• 1986–today: AF and AF-D. Autofocus lenses that do not have a focusing motor within the lens, but rely on the focus motor within the camera. All AF and AF-D lenses are simultaneously Ai-s lenses (they are Ai-s lenses extended with AF) 6
• 1996–today AF-S and AF-P. Autofocus lenses that have an internal focusing motor and do not rely on the body having a focusing motor.
Throughout the 1960’s and 1970’s Nikon’s main emphasis in short tele lenses was on the various designs of 105 mm f/2.5 lenses. The development of these is summarised below:
• 1959–1971 105mm f/2.5 (5 elements in 3 groups, 6(9) blades, 1,2 m MFD, “Nippon Kogaku Nikkor-P”) (F-type) [data sheet]
• 1971–1973 105mm f/2.5 (5 elements in 4 groups, 7 blades, 1 m MFD, “Nikon Nikkor-P”) (F-type)
• 1973–1975 105 mm f/2.5 (5 elements in 4 groups, 7 blades, 1 m MFD, “Nikon Nikkor-P•C”) (C-type)
• 1975–1977 105 mm f/2.5 (5 elements in 4 groups, 7 blades, 1 m MFD, rubber focus ring) (K-type)
• 1977–1981 105 mm f/2.5 (5 elements in 4 groups, 7 blades, 1 m MFD, rubber focus ring) (Ai-type) [this lens]
• 1981–2005 105 mm f/2.5 (5 elements in 4 groups, 7 blades, 1 m MFD, rubber focus ring) (Ai-s-type)
Besides adapting, this lens can be used natively on all current high-end Nikon dSLRs and several earlier medium-to-high-end older Nikon dSLRs7. Likewise, if it still has its rabbit ears, it can be natively used on all Nikon F-mount film cameras ever produced (without the rabbit ears, it is limited to post 1977 bodies).
Thanks to being a fully manual lens (manual aperture, manual focus), the lens can be adapted to all mirrorless cameras using a suitable dumb adapter (and such adapters are easy to find). Moreover, a large range of special adapters (helicoid adapters, tilt/shift adapters, speed boosters) for using Nikon F lenses on most mirrorless systems are available.
Using Nikon F lenses on non-Nikon SLRs and dSLRs is likewise a distinct possibility. Thanks to the relatively generous flange focal distance of the Nikon F mount (46,5 mm), adapter rings for all dSLR mounts are available as well as for a goodly portion of film-era SLR mounts. Such rings may not allow for auto aperture, but even then the lenses can be used in stop-down metering mode.
1 Focal length is (unless stated otherwise) given in absolute terms, and not in Full-frame equivalent. For an understanding of whether the lens is wide/tele, see ‘Angle-of-view’.

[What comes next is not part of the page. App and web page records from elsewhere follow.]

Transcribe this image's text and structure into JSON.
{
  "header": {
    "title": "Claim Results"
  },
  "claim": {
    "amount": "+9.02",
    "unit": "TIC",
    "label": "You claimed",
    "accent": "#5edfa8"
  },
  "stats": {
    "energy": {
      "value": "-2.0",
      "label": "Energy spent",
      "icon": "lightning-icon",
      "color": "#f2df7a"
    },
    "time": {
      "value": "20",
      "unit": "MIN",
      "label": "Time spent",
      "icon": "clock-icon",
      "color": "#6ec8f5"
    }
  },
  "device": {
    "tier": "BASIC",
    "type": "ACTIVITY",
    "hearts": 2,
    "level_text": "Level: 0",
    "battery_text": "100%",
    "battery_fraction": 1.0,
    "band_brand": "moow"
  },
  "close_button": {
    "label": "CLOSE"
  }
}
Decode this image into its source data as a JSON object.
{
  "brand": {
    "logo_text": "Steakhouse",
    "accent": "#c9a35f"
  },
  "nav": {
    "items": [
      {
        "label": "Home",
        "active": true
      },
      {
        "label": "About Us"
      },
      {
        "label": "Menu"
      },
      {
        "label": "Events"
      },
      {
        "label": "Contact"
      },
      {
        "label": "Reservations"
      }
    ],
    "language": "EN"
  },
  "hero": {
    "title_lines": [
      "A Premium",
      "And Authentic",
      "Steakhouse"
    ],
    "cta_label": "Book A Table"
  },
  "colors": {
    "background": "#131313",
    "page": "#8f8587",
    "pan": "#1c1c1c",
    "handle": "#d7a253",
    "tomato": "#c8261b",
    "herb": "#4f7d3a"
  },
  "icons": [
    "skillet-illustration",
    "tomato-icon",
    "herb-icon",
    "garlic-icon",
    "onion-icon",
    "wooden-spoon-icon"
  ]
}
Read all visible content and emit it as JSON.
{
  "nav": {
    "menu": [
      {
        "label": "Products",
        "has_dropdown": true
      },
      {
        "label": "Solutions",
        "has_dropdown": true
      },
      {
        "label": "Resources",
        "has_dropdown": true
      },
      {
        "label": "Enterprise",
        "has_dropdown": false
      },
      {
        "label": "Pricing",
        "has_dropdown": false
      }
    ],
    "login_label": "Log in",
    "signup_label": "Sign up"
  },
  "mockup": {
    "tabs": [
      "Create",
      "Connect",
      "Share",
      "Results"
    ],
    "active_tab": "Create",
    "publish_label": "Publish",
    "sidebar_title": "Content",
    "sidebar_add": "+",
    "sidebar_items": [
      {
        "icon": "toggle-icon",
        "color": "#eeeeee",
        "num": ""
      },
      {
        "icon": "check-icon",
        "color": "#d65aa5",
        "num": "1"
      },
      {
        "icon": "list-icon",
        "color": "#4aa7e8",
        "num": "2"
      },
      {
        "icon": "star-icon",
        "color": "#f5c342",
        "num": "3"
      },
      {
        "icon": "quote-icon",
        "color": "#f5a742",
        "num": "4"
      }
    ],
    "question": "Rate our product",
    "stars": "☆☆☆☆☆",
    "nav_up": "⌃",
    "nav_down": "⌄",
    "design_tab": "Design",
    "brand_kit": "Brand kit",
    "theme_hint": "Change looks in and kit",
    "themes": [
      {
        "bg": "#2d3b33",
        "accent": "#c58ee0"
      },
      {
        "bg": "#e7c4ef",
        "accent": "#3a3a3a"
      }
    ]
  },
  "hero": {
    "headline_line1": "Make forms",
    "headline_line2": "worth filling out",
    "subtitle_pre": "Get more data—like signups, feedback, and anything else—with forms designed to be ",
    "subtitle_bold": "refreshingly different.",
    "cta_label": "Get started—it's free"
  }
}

2 Picture angle is given in degrees and concerns the diagonal picture angle. Rule of thumb:
> 90 ° ==> Ultra-wide-angle
70–90 ° ==> Wide-angle
50–70 ° ==> Moderate wide-angle
40–50 ° ==> ‘Standard’ or ‘normal’ lens
20–40 ° ==> Short tele lens
10-20 ° ==> Tele lens
5-10 ° ==> Long tele lens
< 5 ° ==> Ultra-tele lens
3 Length is given from the mount flange to the front of lens at infinity.
4 Diameter excludes protrusions such as rabbit ears or stop-down levers.
5 S=straight; R=rounded; C=(almost)circular at all apertures.
6 There is a further sub-class of AF-D lenses called AF-I lenses that are otherwise AF-D lenses (meaning, fully Ai-s compatible), but have an internal focus motor. Only long tele lenses were made in AF-I variants.
7 As of this writing, the following Nikon dSLRs fully support Aperture priority and manual metered modes on Nikkor Ai lenses: D2, D3, D4, D5, D6, D200, D300, D300s, D500, D600, D610, D700, D750, D780, D800, D800E, D810, D850, D7000, D7100, D7200